# What you should do
Read through the data, and wherever a line holds the word "type", write that line out.

# Extracted entries
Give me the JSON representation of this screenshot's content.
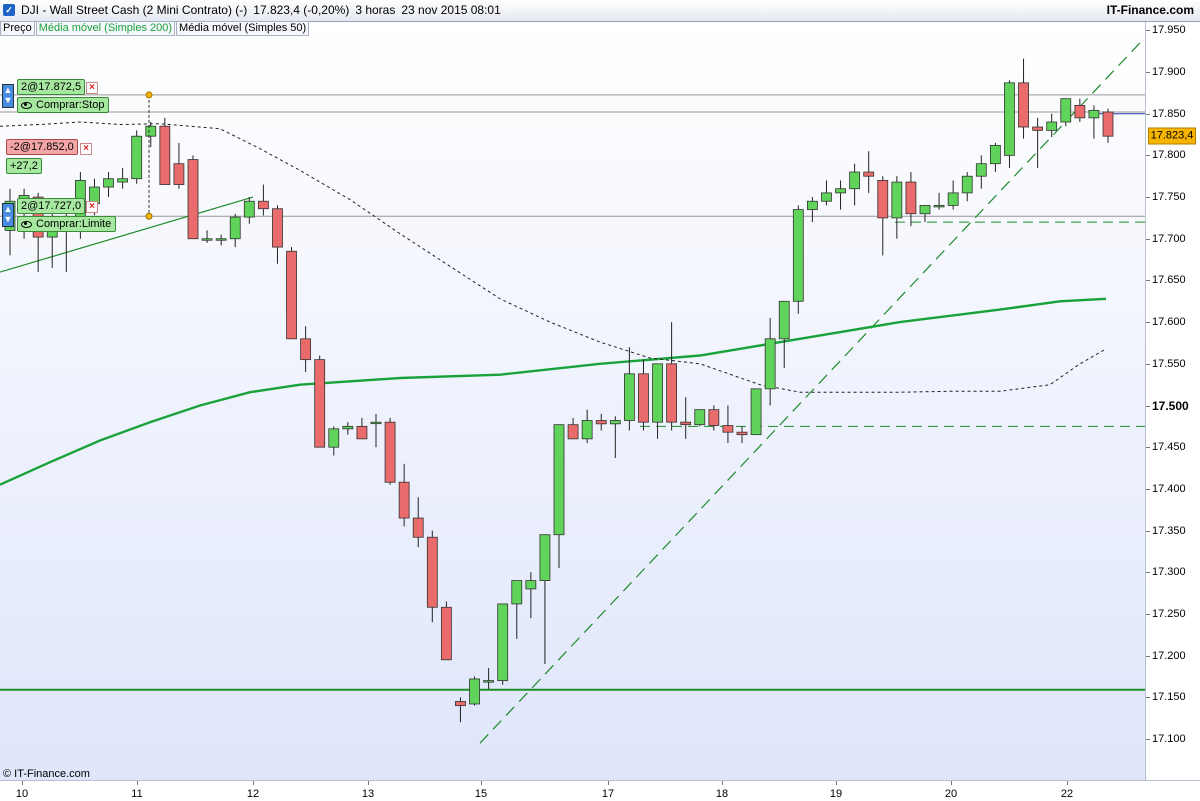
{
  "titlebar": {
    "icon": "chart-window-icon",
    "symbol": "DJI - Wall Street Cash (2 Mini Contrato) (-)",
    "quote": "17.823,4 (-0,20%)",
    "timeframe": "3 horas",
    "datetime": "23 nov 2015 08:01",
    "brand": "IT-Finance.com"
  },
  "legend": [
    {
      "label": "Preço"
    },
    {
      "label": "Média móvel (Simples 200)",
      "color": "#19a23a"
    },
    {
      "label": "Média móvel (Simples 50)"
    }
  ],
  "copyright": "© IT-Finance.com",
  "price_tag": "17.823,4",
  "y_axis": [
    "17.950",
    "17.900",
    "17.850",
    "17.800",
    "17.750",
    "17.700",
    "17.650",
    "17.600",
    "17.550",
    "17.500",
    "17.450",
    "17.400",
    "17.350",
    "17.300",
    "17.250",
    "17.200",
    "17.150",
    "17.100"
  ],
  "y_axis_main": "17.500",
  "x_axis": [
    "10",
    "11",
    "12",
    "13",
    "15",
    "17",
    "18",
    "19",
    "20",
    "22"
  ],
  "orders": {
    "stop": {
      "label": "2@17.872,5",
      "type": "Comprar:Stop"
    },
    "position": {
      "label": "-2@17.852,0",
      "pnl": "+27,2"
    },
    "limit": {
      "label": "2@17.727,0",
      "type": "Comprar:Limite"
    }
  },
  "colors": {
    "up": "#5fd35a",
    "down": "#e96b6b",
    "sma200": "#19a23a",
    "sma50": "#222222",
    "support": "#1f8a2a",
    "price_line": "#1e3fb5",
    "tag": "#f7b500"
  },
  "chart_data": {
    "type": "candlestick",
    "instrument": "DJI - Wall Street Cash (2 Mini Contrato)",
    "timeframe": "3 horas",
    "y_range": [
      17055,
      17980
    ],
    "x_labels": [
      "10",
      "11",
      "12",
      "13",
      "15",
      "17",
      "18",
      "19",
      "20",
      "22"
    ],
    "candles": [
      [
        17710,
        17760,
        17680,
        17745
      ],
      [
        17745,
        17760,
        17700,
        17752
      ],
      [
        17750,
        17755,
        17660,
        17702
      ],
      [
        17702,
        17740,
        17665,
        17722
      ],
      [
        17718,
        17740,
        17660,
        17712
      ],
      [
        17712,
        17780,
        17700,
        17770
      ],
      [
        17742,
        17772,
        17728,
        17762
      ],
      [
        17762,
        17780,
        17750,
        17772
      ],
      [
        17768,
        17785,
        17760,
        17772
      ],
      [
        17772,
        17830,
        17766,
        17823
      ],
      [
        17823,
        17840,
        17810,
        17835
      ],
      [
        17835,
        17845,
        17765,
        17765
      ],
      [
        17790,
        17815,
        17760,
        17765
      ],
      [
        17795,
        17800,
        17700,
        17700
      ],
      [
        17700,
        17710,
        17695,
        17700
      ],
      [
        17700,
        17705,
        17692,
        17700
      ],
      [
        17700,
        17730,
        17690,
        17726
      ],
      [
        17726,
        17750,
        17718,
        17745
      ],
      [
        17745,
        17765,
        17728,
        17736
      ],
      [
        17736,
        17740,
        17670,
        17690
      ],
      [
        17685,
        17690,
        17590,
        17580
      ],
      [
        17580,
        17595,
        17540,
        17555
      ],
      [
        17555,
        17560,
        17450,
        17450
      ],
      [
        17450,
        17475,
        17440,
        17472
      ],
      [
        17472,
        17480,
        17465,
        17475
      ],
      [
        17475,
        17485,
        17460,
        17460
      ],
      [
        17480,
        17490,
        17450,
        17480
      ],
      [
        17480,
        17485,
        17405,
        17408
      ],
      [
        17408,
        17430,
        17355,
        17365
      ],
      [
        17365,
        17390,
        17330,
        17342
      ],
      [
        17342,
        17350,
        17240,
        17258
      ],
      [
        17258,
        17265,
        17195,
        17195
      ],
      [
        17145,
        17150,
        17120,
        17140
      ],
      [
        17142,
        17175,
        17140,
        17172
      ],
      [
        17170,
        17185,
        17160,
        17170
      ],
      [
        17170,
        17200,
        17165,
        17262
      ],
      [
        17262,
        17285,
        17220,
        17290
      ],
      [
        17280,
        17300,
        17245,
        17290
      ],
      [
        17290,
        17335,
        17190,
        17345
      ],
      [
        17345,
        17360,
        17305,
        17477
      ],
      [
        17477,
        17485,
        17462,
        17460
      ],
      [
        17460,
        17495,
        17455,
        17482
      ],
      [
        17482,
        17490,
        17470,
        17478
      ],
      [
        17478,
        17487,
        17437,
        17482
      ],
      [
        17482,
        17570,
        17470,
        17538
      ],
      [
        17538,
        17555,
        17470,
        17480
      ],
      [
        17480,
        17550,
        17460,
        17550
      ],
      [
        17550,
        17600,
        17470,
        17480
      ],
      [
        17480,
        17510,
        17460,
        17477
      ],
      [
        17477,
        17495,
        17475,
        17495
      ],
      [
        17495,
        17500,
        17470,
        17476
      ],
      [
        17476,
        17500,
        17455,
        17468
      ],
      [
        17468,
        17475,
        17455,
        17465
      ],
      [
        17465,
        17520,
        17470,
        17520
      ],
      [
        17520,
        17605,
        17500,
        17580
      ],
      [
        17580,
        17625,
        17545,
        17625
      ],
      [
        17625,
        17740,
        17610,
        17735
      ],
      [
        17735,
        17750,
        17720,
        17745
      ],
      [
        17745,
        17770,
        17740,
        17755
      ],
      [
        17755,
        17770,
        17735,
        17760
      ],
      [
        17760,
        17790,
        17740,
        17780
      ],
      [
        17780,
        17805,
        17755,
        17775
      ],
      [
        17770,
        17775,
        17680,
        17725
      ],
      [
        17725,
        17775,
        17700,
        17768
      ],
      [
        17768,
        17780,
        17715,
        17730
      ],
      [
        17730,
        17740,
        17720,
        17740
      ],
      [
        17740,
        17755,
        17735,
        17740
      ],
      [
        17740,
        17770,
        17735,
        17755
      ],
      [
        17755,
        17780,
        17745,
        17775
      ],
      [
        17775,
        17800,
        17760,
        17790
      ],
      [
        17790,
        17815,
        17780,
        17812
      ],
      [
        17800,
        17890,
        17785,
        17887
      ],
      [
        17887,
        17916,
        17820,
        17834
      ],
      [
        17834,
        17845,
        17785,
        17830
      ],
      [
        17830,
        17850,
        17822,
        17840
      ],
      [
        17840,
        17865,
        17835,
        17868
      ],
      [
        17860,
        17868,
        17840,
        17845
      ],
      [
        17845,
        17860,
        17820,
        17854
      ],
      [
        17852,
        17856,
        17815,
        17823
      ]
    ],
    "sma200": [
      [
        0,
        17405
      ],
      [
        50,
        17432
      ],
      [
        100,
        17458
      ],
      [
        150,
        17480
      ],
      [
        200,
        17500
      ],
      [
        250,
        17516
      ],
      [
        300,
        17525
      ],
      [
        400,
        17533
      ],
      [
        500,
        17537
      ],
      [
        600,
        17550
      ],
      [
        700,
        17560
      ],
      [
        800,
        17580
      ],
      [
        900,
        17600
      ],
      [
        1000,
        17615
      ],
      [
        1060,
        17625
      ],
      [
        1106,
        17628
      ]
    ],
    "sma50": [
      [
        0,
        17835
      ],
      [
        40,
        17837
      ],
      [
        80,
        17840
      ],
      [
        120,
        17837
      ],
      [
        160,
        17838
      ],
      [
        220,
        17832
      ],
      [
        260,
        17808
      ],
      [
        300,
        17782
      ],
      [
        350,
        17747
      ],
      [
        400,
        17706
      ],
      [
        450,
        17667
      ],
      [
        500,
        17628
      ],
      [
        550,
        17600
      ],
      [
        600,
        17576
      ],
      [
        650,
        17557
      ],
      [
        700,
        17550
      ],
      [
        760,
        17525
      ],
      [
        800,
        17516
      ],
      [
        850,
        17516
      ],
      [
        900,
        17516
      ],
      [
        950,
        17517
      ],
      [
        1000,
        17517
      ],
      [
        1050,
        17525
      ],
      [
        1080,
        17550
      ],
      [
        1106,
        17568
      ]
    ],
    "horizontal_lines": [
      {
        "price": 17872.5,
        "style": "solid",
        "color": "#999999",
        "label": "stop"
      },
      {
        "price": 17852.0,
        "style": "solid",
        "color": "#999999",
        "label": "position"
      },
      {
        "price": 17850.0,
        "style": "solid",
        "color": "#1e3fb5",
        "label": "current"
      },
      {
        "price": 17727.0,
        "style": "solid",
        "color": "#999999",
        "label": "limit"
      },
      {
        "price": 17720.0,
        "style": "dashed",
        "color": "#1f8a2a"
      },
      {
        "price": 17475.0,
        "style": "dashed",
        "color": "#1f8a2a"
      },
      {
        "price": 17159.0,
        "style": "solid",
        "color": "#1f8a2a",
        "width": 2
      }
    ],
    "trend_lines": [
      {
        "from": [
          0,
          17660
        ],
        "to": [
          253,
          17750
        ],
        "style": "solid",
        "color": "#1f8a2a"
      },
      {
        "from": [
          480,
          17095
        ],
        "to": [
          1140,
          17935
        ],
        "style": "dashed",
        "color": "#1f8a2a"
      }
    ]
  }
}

# Written response
      "type": "Comprar:Stop"
      "type": "Comprar:Limite"
    "type": "candlestick",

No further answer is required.